* [INFORMATION SHOWN]:
▼

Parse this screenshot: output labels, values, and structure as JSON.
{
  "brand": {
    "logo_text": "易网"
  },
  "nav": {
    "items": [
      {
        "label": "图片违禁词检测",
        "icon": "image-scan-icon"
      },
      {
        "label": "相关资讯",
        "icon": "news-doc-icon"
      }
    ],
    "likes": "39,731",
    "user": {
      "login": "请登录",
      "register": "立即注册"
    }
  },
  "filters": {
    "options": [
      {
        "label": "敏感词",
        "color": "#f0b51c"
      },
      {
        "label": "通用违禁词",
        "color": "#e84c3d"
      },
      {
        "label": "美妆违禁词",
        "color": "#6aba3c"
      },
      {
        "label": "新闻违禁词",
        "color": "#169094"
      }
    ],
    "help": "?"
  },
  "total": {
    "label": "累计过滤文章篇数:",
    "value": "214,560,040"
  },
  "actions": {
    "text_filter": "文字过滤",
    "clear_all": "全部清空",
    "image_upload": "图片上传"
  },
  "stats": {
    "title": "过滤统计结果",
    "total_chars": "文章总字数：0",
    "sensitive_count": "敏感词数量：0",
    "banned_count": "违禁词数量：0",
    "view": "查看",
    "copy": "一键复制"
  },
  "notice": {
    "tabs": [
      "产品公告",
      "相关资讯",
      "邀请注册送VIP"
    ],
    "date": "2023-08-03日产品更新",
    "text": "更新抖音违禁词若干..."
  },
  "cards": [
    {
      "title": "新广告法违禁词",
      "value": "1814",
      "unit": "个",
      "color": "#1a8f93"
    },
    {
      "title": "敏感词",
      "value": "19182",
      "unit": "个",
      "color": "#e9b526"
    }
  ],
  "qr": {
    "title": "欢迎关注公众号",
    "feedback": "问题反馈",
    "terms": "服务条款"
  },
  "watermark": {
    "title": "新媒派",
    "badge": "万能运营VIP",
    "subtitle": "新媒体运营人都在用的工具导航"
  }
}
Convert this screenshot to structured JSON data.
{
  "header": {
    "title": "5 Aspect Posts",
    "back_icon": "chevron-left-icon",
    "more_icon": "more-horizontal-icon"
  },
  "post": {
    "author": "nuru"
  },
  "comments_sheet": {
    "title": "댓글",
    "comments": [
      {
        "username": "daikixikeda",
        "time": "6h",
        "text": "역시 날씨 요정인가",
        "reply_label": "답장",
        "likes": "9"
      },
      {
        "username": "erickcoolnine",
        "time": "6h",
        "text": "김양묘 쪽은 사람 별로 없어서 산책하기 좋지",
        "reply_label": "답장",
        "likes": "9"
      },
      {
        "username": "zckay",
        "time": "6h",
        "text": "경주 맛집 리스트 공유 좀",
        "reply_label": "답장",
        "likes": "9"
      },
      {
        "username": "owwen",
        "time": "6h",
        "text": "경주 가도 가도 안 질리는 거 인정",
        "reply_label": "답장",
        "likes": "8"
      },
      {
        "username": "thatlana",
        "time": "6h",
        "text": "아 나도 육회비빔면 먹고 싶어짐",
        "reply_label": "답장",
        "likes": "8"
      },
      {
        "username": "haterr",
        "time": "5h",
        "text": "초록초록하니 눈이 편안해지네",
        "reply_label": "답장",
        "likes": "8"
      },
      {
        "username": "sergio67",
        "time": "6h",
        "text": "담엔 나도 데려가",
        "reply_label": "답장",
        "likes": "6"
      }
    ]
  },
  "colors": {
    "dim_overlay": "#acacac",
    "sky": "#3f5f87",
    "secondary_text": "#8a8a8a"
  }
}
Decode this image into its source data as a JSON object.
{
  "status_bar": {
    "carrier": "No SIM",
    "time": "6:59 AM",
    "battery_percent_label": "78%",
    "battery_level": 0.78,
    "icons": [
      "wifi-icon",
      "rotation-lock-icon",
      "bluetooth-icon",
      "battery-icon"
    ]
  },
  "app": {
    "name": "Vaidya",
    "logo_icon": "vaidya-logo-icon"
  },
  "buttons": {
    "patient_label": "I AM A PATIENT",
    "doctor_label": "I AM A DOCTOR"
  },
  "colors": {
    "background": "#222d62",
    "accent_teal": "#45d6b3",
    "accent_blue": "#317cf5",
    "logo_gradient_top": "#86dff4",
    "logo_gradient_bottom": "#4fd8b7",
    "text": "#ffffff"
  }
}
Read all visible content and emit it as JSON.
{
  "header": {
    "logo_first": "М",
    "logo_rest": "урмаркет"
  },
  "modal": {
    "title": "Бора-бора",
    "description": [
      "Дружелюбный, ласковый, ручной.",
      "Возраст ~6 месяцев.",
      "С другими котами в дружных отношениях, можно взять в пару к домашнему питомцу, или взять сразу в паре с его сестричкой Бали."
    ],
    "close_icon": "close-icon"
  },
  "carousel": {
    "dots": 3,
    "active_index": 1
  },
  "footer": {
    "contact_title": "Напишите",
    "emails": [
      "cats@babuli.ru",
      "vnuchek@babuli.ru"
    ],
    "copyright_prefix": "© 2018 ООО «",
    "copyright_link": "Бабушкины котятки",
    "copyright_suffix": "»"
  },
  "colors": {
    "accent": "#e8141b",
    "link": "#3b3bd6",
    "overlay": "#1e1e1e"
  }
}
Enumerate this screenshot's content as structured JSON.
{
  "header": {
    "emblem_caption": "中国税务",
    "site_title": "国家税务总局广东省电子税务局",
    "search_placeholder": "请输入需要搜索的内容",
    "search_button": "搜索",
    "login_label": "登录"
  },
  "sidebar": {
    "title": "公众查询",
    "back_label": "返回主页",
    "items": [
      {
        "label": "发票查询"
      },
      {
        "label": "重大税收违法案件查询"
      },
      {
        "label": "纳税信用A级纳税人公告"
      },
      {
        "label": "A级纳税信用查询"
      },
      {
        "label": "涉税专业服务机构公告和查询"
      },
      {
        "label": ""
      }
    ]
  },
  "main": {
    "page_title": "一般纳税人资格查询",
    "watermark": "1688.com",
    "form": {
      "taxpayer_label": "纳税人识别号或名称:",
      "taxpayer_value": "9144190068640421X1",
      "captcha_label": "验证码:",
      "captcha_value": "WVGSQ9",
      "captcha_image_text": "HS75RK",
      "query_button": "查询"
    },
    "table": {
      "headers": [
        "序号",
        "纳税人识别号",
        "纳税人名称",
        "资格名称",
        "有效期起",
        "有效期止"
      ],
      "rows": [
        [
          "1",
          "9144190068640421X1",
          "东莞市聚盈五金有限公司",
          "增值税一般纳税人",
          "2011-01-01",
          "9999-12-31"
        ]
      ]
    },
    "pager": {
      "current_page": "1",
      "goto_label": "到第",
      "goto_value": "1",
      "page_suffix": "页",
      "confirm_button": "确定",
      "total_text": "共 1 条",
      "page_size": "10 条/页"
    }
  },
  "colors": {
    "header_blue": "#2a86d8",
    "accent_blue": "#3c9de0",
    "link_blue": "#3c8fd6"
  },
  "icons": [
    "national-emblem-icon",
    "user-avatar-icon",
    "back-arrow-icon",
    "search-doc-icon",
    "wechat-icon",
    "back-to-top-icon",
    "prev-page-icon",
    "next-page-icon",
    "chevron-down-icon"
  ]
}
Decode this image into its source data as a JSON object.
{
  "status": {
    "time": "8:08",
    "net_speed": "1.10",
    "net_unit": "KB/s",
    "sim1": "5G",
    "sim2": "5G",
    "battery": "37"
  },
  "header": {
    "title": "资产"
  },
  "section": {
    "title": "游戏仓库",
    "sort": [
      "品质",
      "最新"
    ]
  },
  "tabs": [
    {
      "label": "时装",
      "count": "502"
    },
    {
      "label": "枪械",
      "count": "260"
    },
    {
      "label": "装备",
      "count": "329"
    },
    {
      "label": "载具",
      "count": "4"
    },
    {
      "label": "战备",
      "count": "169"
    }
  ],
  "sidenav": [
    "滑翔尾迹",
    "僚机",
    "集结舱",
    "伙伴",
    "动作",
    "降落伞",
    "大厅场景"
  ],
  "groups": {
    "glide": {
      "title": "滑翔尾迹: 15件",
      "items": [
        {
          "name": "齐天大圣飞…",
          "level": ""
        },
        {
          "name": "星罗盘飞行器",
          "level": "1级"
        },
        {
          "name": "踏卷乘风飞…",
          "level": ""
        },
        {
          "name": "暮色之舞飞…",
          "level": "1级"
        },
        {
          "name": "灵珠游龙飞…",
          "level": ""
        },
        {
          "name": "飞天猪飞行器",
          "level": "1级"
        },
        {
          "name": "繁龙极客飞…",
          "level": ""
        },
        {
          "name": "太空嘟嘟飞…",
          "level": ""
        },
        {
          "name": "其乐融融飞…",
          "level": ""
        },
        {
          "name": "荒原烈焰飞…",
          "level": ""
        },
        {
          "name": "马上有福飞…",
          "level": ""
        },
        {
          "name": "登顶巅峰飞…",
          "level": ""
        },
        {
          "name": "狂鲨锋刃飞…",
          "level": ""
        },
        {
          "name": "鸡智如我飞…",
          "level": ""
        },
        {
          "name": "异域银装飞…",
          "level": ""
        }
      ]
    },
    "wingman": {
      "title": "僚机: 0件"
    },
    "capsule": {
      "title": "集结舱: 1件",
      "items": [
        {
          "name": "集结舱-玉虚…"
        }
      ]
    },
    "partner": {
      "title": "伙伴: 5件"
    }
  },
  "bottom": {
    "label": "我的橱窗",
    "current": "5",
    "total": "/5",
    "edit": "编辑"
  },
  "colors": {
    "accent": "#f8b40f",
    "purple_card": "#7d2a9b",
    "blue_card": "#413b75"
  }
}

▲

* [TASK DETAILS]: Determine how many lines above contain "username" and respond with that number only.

* [ANSWER AREA]: 7